"We are very concerned about these findings. Consumers in the sub-prime market are vulnerable people who may have high debts or a bad credit history. It is therefore important that they are properly assessed and advised. We will not hesitate to take action where we find bad practice.
"Poor sales practices in this market may lead to serious wider consequences. The high level of sub-prime arrears in a benign market raises some important questions about the consideration given to affordability by lenders and intermediaries when undertaking this business. All mortgage firms must ensure they are treating their customers fairly by undertaking robust assessments of affordability and ensuring they have sound, and consistently applied, lending policies.
"Consumers should make sure they understand the risks, costs and charges when taking out a sub-prime mortgage, particularly at a time when interest rates are rising. They should also not be tempted to inflate their salary, which is a criminal offence."
The FSA will continue to monitor firms operating in the sub-prime market and will continue its focus on debt and affordability for the latter half of 2007. This will include specific work on self-certification.
The FSA is also publishing today on its website further mortgage thematic findings:

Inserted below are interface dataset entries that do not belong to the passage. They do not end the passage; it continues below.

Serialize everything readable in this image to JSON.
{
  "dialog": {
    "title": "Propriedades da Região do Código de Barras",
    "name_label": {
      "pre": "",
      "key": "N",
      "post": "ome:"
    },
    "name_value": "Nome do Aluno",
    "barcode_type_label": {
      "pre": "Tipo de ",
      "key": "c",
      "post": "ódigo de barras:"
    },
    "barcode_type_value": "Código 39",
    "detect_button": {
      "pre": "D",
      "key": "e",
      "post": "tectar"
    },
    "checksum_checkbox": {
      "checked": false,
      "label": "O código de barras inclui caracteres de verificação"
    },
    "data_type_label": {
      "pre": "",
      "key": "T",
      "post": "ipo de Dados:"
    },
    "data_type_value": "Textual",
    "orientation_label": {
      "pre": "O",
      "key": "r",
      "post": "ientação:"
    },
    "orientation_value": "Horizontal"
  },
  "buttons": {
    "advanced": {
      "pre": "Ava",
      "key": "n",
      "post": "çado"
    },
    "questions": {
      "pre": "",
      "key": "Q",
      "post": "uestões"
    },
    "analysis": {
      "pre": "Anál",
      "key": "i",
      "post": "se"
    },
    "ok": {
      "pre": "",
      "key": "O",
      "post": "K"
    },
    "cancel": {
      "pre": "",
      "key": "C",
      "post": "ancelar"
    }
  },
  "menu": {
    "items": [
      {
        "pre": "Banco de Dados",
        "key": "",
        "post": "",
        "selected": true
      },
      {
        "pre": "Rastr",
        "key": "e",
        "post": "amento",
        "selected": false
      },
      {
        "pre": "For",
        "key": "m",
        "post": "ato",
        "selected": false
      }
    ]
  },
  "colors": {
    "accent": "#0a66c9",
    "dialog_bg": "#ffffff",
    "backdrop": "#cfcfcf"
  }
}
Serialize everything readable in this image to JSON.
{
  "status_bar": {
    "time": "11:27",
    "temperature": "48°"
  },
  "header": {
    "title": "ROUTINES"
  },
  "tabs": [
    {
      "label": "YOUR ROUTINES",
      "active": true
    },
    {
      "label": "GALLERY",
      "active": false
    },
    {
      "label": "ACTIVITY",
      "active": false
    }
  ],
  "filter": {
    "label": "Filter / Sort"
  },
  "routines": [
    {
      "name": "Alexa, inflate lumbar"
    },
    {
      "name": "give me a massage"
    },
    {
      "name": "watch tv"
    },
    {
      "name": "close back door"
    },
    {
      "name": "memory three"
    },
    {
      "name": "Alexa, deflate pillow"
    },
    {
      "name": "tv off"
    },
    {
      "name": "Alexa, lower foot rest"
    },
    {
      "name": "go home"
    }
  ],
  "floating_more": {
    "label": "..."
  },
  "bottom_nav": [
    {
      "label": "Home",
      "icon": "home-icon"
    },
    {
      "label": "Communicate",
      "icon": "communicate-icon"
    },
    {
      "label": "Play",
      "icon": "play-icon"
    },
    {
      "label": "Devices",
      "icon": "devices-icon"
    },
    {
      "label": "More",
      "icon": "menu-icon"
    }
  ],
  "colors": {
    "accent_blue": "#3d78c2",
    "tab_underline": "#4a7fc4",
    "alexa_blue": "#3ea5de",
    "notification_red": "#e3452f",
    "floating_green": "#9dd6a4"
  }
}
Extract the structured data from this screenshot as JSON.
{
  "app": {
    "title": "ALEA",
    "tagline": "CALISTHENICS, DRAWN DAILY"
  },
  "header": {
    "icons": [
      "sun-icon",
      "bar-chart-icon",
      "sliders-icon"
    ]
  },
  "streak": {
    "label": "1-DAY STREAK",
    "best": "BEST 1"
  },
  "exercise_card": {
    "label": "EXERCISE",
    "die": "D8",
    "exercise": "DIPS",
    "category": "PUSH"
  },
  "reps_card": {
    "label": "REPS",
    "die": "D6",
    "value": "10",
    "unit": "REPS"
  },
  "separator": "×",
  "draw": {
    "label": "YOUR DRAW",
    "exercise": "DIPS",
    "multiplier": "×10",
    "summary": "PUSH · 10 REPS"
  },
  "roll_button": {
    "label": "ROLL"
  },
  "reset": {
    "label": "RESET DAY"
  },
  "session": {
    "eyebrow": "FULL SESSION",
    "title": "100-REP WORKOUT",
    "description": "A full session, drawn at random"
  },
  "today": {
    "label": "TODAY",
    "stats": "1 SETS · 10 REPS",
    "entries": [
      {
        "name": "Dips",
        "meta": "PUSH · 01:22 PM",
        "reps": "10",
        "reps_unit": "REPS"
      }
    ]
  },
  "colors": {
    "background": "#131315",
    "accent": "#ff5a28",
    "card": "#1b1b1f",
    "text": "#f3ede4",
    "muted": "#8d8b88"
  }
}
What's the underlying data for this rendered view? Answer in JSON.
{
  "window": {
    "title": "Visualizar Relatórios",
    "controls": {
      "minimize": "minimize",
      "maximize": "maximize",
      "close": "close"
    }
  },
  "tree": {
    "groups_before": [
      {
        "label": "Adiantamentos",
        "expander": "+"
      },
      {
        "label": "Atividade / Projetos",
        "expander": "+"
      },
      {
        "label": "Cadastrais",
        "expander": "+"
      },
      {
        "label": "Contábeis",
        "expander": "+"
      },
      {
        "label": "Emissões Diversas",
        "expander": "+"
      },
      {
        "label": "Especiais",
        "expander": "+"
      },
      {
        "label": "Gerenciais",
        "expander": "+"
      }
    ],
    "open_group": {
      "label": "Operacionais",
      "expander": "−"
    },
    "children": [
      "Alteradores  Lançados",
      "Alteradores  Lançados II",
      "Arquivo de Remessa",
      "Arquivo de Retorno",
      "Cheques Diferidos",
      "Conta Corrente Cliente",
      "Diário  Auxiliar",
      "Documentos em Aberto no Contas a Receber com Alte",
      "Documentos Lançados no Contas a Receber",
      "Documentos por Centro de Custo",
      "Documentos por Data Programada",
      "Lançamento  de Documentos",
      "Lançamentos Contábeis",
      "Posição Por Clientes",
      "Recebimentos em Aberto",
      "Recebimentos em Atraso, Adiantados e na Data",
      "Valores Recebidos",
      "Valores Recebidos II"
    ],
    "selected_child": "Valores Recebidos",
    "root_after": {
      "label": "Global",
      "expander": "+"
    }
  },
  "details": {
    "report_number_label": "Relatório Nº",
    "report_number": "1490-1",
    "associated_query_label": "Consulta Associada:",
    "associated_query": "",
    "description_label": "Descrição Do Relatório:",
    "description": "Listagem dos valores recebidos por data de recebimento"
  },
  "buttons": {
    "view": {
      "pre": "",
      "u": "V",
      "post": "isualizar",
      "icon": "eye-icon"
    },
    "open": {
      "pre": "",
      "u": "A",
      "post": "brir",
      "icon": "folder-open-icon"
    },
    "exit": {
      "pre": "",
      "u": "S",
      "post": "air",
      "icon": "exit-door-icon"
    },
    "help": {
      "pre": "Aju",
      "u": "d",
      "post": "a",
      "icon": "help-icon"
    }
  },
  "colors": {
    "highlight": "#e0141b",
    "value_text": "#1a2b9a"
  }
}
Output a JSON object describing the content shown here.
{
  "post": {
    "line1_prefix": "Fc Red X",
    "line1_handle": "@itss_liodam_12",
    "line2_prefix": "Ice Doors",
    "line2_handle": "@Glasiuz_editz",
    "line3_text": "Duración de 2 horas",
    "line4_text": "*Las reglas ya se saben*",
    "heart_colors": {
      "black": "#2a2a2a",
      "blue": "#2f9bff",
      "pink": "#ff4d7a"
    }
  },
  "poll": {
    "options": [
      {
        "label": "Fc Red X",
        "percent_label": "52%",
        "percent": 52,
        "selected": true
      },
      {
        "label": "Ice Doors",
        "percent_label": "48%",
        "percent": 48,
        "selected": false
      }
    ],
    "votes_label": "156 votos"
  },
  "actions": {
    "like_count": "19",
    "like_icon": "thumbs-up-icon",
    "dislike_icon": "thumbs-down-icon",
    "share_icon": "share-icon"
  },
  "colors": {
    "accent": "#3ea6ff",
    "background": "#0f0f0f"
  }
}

Mortgages into retirement
More than a quarter of 22 lenders failed to comply completely with responsible lending requirements, and several indicated that they were unclear what was required of them. The FSA will be publishing a good and poor practices guide on its web-site. Firms are expected to read the guide, consider whether their policies comply and if not make appropriate changes.
The project reviewed the approach to interest-only lending by 11 sub-prime and nine prime mortgage providers. The review specifically looked at how lenders take account of consumers' repayment strategies for interest-only loans. The FSA concluded that many firms need to do more to ensure that their responsible lending policy provides a clear basis against which they can consider the plausibility of a borrower's repayment strategy. The FSA has published some good practice examples on the website to illustrate our findings.
Notes to Editors
- Full details of the findings of the review of the sub prime market can be found on the FSA's web pages for:
- Further information on Interest only mortgages and Mortgages into retirement projects.
- For clear, impartial information about mortgages - including how to budget and work out monthly repayments - consumers can use our Buying a home guide on Moneymadeclear.
- The FSA's Retail Thematic plan, during 2007/2008 will be focusing on ensuring firms are delivering fair outcomes for consumers; debt and affordability; and improving the quality of advice.
Latest News from
Financial Services Authority
Deutsche Bank fined £227 million by Financial Conduct Authority for LIBOR and EURIBOR failings and for misleading the regulator24/04/2015 12:10:00
The Financial Conduct Authority (FCA) has handed Deutsche Bank AG (Deutsche Bank) a £227 million ($340 million) fine, its largest ever for LIBOR and EURIBOR-related (collectively known as IBOR) misconduct. The fine is so large because Deutsche Bank also misled the regulator, which could have hampered its investigation.
Moorhouse fined for failures in relation to its telephone sales23/04/2015 14:15:00
The Financial Conduct Authority (FCA) has today fined Moorhouse Group Limited (Moorhouse) £159,300 for failures in relation to the oversight and control of its telephone sales and in particular the sale of commercial vehicle add-on insurance products during 2012.
FCA fines Merrill Lynch International £13.2 million for transaction reporting failures22/04/2015 12:15:00
Merrill Lynch International (MLI) has been fined £13,285,900 by the Financial Conduct Authority (FCA) for incorrectly reporting 35,034,810 transactions and failing to report another 121,387 transactions between November 2007 and November 2014.